"This election, in the end, in these last closing days, is the age-old American conflict between change and the status quo, between people having the courage to vote their hopes or falling back and voting their fears," Clinton said.
"Listen to the charges and the countercharges and listen to what Al Gore and Bill Clinton hope to do with you, not for you, but with you, to change America."
He told reporters he was feeling nervous and didn't expect to get much sleep before Election Day. "Nervousness is a form of energy I have to channel and just keep going."
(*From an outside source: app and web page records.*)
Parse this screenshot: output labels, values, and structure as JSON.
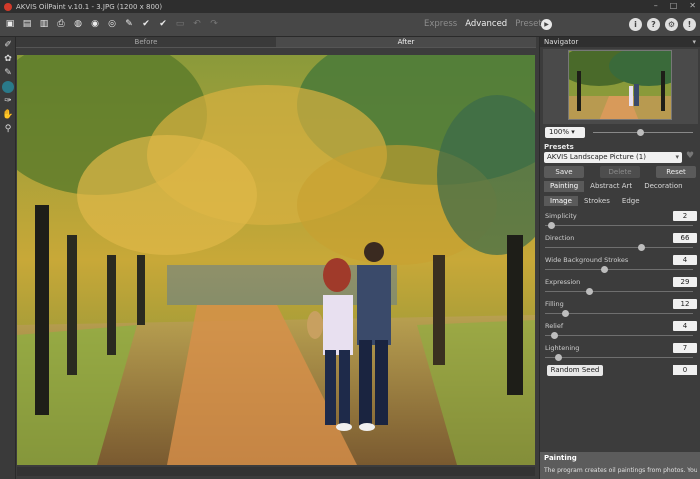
{
  "window": {
    "title": "AKVIS OilPaint v.10.1 - 3.JPG (1200 x 800)",
    "minimize": "–",
    "maximize": "□",
    "close": "✕"
  },
  "toolbar": {
    "icons": [
      "open-icon",
      "save-icon",
      "save-as-icon",
      "print-icon",
      "batch-icon",
      "import-icon",
      "export-icon",
      "brush-icon",
      "apply-icon",
      "run-icon",
      "undo-icon",
      "redo-icon"
    ],
    "modes": [
      "Express",
      "Advanced",
      "Presets"
    ],
    "active_mode": "Advanced",
    "right_icons": [
      "info-icon",
      "help-icon",
      "settings-icon",
      "share-icon"
    ]
  },
  "tools": [
    "eraser-icon",
    "clone-icon",
    "brush-icon",
    "circle-icon",
    "stroke-icon",
    "hand-icon",
    "zoom-icon"
  ],
  "view_tabs": {
    "before": "Before",
    "after": "After"
  },
  "navigator": {
    "title": "Navigator",
    "zoom": "100%"
  },
  "presets": {
    "label": "Presets",
    "selected": "AKVIS Landscape Picture (1)",
    "save": "Save",
    "delete": "Delete",
    "reset": "Reset"
  },
  "tabs": [
    "Painting",
    "Abstract Art",
    "Decoration"
  ],
  "active_tab": "Painting",
  "subtabs": [
    "Image",
    "Strokes",
    "Edge"
  ],
  "active_subtab": "Image",
  "params": [
    {
      "label": "Simplicity",
      "value": "2",
      "fraction": 0.02
    },
    {
      "label": "Direction",
      "value": "66",
      "fraction": 0.66
    },
    {
      "label": "Wide Background Strokes",
      "value": "4",
      "fraction": 0.4
    },
    {
      "label": "Expression",
      "value": "29",
      "fraction": 0.29
    },
    {
      "label": "Filling",
      "value": "12",
      "fraction": 0.12
    },
    {
      "label": "Relief",
      "value": "4",
      "fraction": 0.04
    },
    {
      "label": "Lightening",
      "value": "7",
      "fraction": 0.07
    }
  ],
  "random_seed": {
    "label": "Random Seed",
    "value": "0"
  },
  "help": {
    "title": "Painting",
    "text": "The program creates oil paintings from photos. You can adjust the effect parameters in the Painting"
  }
}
Meanwhile, Clinton press secretary Dee Dee Myers labeled as "absolutely untrue" the Washington Times report on the disappearance of Clinton's University of Arkansas ROTC file shortly before the Democrat's first run for elected office 18 years ago.
Clinton signed up for ROTC to avoid going to Vietnam, but later dropped out and made himself available to be drafted. However, he drew a high number in the draft lottery and was never called.
The Times report, quoting a records clerk and an Army officer who worked in the program at the time, said Clinton representatives demanded and obtained the only known copy of his ROTC personnel file in 1974.
The Times also said that the ROTC unit commander destroyed a separate, ''dissident file," which also contained information on Clinton, who at the time was a law professor running for Congress.
The article said that among the papers in the personnel file was a form signed by Clinton, in which he agreed to serve in the Army in return for his ROTC deferment. Clinton has denied ever signing such a form.
The Clinton campaign said it, too, had investigated rumors that his file had been removed, and that the people involved in his 1974 congressional race denied having any knowledge of such an incident.
"It's a total lie, there's no truth to it," said Myers.
Mary Matalin, Bush's deputy campaign manager, wasn't buying that explanation.
"This is hypocrisy at its greatest height and deception at its greatest depth," she said. "Now we are beginning to see the full extent to which Bill Clinton was willing to (go) to maintain his precious political viability."
Democratic vice presidential candidate Al Gore campaigned from the mid- South to the Rocky Mountains yesterday, hammering away at the President's economic policies.
While Gore talked about issues from job creation to welfare reform, he said the main emphasis now was on persuading supporters to vote in Tuesday's election.
Completing a four-day tour of 10 states, Vice President Quayle yesterday told voters in Cedar Rapids, Iowa, that Bush could carry the state he lost to Michael Dukakis in 1988. "Is Iowa this time going for George Bush? No doubt in my mind."
THE CANDIDATES TODAY
Campaign stops are planned in LaCrosse, Wis.; Auburn Hills, Mich.; Stratford, Conn., and Short Hills, N.J. He will appear on CNN's Newsmaker Sunday at 10:30 a.m. and on MTV at 6:30 p.m.
Campaign stops are planned in Portsmouth, Ohio; Hopkinsville, Ky., and Metairie, La.
Campaign stops are planned in Cincinnati; Wilkes-Barre, Pa., and East Rutherford and Cherry Hill, N.J.
Campaign stops are planned in Eau Claire, Wis.; Kalamazoo, Mich., and East Rutherford, N.J.
Campaign stops are planned in Long Beach and San Jose, Calif. He will appear in a 30-minute commercial on ABC at 7 p.m. and a 60-minute commercial on NBC at 7 p.m.
JAMES B. STOCKDALE